Three out of four women have uterine fibroids at one point in their life, however, the majority of fibroids are so small, and produce no symptoms so their presence is never detected and no problems result. Uterine fibroids can, however, lead to problems and it is good to have an understanding of what they are.
What are uterine fibroids?
Uterine fibroids are benign (non-cancerous) growths found in the uterus. These growths may be located within the uterine cavity, within the walls of the uterus, or attached to the uterus with stem-like structures. Uterine fibroids are typically small, less than the size of a pea, and usually go undetected, however, they can become quite large and numerous, filling up the pelvis and distorting the shape of the uterus.
What are the symptoms of uterine fibroids?

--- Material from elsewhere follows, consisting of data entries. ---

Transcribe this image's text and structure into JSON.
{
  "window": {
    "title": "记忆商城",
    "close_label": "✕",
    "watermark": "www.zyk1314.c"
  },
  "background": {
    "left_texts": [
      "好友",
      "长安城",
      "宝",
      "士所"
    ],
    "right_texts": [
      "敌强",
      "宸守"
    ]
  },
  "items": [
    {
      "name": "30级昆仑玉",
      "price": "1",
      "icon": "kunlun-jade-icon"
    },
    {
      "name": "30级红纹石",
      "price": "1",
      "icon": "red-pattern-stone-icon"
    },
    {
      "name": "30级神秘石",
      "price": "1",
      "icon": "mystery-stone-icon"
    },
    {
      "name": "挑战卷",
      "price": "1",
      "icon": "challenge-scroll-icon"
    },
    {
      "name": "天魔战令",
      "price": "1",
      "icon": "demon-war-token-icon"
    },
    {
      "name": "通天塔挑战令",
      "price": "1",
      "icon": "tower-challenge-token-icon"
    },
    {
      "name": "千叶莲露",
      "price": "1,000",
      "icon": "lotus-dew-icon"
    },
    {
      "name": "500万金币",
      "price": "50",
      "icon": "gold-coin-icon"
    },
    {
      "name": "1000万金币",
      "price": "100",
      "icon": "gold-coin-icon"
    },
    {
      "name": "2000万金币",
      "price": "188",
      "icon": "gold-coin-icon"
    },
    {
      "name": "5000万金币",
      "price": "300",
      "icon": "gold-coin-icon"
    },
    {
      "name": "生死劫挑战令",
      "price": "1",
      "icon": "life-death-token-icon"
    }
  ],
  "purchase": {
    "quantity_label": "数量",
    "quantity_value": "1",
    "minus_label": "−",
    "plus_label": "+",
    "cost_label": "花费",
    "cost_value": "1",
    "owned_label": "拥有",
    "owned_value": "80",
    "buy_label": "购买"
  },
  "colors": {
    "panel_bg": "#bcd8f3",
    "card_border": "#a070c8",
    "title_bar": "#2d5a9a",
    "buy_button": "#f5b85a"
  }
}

Typically, small uterine fibroids will produce no symptoms, however, when fibroids become large or numerous, symptoms such as heavy bleeding during menstrual periods, pain during urination, constipation and rectal pain, swelling of the abdomen and uterus, and anemia may be signs of uterine fibroids.
What causes uterine fibroids?
There are no definitive causes for uterine fibroids, however, several theories exist regarding the development of uterine fibroids. Uterine fibroids are believed to be made worse by the hormones estrogen and progesterone, due to the high levels of these hormones (and their receptors) within the fibroids. Other theories suggest that the uterine fibroids are the result of mutated genes, as the genetic code of fibroids is similar to that of the uterine muscle tissue.
Can uterine fibroids affect fertility?
Uterine fibroids typically do not affect fertility and women experiencing them are usually able to get pregnant. However, due to the location of the uterine fibroids, a woman may be more likely to suffer a miscarriage. If a woman is struggling to become pregnant, fertility treatments or surgery may be feasible options to help women with uterine fibroids become pregnant.
What treatments are available for uterine fibroids?
There is no cure for uterine fibroids, however, medications may help reduce the size of the uterine fibroids and control heavy bleeding which can lead to anemia. Surgery may also be used to treat the presence of uterine fibroids.
Medications such as hormonal birth control pills, or hormonal intrauterine devices (IUD) may be used to help control the bleeding often associated with uterine fibroids. However, hormonal birth control will not decrease the size or number of uterine fibroids. Gonadotropin-releasing hormone agonists may be used to reduce the size and number of uterine fibroids. This medication is thought to work because it drastically lowers the amount of estrogen and progesterone in the body; something the uterine fibroids seem to feed off of. One disadvantage is that these medications may bring on symptoms similar to that of menopause. Male hormones (androgens) may also be taken in hopes of reducing the size and number of uterine fibroids.
Surgery may be an option for women suffering from unusually large or numerous fibroids. Women who do not with to have any more children may choose to undergo a hysterectomy (the removal of the uterus and cervix), however, once this is done, the woman is unable to become pregnant. Women wishing to preserve their ability may opt for myolysis, a procedure in which the uterus remains in place and only the fibroids are removed. Myolysis does carry the risk of uterine fibroids returning.
Other treatments, such as endometrial ablation, uterine artery embolization, and focused ultrasound surgery may also be options. These options however, have unknown levels of effectiveness and may carry other risks with their use.
ACOG Education Pamphlet AP074: Uterine Fibroids
Uterine Fibroids: MedlinePlus